[Material for the task]
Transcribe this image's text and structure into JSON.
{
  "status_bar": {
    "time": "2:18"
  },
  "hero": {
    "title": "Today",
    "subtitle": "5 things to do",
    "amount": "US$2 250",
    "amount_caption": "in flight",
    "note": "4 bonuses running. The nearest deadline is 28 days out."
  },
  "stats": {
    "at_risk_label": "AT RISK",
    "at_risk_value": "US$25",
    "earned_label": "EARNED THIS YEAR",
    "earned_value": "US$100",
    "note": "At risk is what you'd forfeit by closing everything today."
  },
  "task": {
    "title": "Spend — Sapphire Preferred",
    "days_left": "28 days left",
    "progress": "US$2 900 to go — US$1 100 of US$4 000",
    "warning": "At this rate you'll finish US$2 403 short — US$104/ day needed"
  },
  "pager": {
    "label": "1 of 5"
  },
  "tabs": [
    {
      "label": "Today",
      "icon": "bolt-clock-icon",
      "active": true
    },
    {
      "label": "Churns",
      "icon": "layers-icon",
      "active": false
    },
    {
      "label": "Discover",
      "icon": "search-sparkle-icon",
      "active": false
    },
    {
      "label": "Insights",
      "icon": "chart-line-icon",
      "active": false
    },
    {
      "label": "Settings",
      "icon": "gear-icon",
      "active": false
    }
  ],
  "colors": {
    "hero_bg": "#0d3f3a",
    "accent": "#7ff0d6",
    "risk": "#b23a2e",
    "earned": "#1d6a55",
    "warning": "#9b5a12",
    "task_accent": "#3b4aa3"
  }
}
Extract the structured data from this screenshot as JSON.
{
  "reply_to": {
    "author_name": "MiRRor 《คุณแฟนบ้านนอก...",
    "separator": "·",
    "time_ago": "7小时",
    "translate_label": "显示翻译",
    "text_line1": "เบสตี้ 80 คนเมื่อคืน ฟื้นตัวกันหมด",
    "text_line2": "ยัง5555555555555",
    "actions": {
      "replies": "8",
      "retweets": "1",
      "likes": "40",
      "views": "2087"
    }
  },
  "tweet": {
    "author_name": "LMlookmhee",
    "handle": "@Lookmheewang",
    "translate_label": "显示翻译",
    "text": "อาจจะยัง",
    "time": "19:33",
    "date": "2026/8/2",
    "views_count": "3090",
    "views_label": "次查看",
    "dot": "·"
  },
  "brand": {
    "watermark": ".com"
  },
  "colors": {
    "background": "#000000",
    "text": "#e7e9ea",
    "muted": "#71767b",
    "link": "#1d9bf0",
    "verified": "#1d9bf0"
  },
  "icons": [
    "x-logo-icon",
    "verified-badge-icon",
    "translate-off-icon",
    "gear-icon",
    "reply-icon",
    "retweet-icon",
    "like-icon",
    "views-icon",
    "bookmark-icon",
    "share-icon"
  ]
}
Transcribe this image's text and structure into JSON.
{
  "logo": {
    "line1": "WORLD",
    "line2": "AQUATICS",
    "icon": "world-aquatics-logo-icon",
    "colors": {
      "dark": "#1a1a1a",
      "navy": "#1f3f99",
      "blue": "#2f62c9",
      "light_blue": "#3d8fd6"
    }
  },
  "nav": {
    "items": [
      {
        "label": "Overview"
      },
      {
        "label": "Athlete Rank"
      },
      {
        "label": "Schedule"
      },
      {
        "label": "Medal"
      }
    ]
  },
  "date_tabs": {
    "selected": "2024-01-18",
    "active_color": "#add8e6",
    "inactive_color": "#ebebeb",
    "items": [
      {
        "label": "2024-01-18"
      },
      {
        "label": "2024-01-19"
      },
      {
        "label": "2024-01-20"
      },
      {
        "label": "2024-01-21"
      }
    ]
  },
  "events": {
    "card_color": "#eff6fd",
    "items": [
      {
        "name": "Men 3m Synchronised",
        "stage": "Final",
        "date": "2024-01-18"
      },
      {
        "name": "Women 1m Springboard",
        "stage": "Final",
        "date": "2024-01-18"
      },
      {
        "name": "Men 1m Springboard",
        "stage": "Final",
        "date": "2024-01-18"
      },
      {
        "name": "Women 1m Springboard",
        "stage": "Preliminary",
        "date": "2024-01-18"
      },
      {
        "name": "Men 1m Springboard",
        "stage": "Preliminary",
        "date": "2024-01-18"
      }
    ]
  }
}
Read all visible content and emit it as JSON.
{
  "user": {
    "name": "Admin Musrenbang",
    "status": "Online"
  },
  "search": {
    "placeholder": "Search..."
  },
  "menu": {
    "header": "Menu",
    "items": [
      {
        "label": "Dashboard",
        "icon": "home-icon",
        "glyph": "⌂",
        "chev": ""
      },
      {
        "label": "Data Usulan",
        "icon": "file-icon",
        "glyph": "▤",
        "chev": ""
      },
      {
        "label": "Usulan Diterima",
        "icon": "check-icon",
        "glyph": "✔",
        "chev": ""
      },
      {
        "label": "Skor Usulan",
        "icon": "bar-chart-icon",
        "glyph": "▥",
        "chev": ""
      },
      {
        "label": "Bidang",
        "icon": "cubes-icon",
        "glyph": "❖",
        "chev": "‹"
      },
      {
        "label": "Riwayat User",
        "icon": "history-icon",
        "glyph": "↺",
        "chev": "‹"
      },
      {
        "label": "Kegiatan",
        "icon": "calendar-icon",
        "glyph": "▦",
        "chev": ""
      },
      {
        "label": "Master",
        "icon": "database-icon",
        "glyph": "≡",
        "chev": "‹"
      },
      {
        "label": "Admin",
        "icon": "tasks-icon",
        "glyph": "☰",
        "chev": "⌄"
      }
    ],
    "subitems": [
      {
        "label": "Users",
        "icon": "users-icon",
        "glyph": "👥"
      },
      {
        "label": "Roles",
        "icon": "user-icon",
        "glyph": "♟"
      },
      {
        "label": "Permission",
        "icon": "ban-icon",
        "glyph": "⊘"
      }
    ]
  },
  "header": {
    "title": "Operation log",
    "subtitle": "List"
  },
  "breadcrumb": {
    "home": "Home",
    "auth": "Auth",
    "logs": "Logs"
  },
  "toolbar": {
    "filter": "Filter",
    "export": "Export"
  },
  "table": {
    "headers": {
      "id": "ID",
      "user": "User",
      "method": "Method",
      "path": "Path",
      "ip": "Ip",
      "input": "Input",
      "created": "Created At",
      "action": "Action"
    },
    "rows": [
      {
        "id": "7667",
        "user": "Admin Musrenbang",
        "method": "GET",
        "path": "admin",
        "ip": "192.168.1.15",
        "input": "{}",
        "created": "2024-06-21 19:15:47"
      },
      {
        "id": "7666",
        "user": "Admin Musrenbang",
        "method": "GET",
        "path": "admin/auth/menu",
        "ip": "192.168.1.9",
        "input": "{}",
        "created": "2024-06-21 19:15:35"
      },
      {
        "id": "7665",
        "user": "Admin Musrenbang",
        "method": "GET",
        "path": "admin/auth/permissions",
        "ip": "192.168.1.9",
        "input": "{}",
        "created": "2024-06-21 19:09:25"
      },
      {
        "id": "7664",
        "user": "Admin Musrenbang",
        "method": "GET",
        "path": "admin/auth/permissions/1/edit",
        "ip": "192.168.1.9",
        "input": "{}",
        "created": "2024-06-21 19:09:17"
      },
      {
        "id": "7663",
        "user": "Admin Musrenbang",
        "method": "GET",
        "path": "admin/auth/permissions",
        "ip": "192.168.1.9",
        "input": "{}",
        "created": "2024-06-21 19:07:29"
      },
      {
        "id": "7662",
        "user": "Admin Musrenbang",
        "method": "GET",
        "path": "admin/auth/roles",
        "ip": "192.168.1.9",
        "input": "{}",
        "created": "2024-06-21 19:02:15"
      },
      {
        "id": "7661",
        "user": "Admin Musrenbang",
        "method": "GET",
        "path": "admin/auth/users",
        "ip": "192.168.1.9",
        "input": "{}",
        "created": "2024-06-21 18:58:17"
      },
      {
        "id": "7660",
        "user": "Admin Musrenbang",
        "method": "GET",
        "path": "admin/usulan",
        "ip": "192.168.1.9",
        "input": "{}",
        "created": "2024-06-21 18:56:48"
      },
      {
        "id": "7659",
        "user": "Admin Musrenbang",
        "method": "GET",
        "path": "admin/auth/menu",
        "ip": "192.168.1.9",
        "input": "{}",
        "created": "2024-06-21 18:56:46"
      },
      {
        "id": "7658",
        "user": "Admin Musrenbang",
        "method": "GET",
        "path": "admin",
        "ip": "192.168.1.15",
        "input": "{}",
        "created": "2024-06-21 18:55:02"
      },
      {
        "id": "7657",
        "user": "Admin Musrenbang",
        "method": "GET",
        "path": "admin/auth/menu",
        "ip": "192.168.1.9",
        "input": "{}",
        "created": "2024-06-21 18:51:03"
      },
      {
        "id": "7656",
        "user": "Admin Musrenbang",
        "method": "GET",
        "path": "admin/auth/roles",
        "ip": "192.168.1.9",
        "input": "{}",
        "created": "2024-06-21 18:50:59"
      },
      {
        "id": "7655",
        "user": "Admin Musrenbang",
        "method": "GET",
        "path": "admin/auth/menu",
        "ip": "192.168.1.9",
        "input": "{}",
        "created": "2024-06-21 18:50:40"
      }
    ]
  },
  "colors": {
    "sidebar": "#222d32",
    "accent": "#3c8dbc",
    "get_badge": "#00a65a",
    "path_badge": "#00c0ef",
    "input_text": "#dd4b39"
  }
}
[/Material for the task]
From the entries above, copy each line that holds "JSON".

Transcribe this image's text and structure into JSON.
Extract the structured data from this screenshot as JSON.
Transcribe this image's text and structure into JSON.
Read all visible content and emit it as JSON.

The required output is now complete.